Do Bible colleges have continuing legitimacy within the Mennonite constituency? The answer is clear if we look to our history for a response. “The Mennonite Bible schools, and especially the Bible colleges, have also been at the center of Canadian Mennonite self-definition. They have served as the primary repositories of the Anabaptist-Mennonite heritage and have maintained, taught and reinterpreted that heritage for each new generation. These schools have thus been important in shaping the Mennonite identity in Canada” (Sawatsky, 2). {111}


  • Guinness, Os. “Mission in the Face of Modernity.” World Evangelization. November-December 1989/January 1990.
  • Keidel, Levi. “The Challenge of Religious Pluralism.” Missions and Church Leadership Colloquium. Columbia Bible College, May 31, 1989.
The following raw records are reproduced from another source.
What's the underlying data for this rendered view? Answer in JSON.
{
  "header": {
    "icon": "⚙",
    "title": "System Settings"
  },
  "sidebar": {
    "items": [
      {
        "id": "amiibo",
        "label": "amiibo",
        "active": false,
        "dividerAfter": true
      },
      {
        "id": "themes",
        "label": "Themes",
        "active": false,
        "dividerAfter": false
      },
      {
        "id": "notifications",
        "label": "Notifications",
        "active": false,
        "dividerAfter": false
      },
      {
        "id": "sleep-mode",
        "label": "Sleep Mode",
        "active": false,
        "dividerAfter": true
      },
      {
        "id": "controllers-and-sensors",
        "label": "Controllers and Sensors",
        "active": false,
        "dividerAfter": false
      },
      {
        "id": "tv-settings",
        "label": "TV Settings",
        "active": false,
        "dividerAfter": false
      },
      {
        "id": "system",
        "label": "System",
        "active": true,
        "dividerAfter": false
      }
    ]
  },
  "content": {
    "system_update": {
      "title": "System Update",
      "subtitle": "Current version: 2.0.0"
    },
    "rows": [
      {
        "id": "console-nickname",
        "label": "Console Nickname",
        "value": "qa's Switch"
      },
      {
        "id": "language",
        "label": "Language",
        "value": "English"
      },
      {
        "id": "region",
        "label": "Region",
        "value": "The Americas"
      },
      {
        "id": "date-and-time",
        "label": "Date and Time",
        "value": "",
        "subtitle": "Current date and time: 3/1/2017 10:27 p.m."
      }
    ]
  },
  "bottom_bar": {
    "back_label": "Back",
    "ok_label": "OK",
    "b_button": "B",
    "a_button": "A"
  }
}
  • Menno Simons, The Complete Writings of Menno Simons. c 1496-1561. Trans. from the Dutch by L. Verduin. Ed. by J. C. Wenger. Scottdale, PA, Herald Press, 1956.
  • Miller, Steve. “Inerrancy and Authority.” Direction, June 1983, 3-9.
  • Sawatsky, Rodney J. Canadian Issues in Mennonite Theological Education. Consultation on Mennonite and Brethren in Christ Pastoral Training and Graduate Theological Education in Canada. Waterloo: Conrad Grebel College, May 24/25, 1985.
  • Schmidt, John. “Columbia Bible College Self-Evaluation”, Clearbrook: Columbia Bible College, September 1989.
  • Toews, J. A. A History of the Mennonite Brethren Church. Fresno: Board of Christian Literature. General Conference of Mennonite Brethren Churches, 1975.
  • Unger, Walter. “Bible Colleges not an Endangered Species.” Mennonite Brethren Herald, January 24, 1992, 13.
Gerald Janzen is an instructor, and David Giesbrecht is Librarian at Columbia Bible College, Clearbrook, B. C.

Previous | Next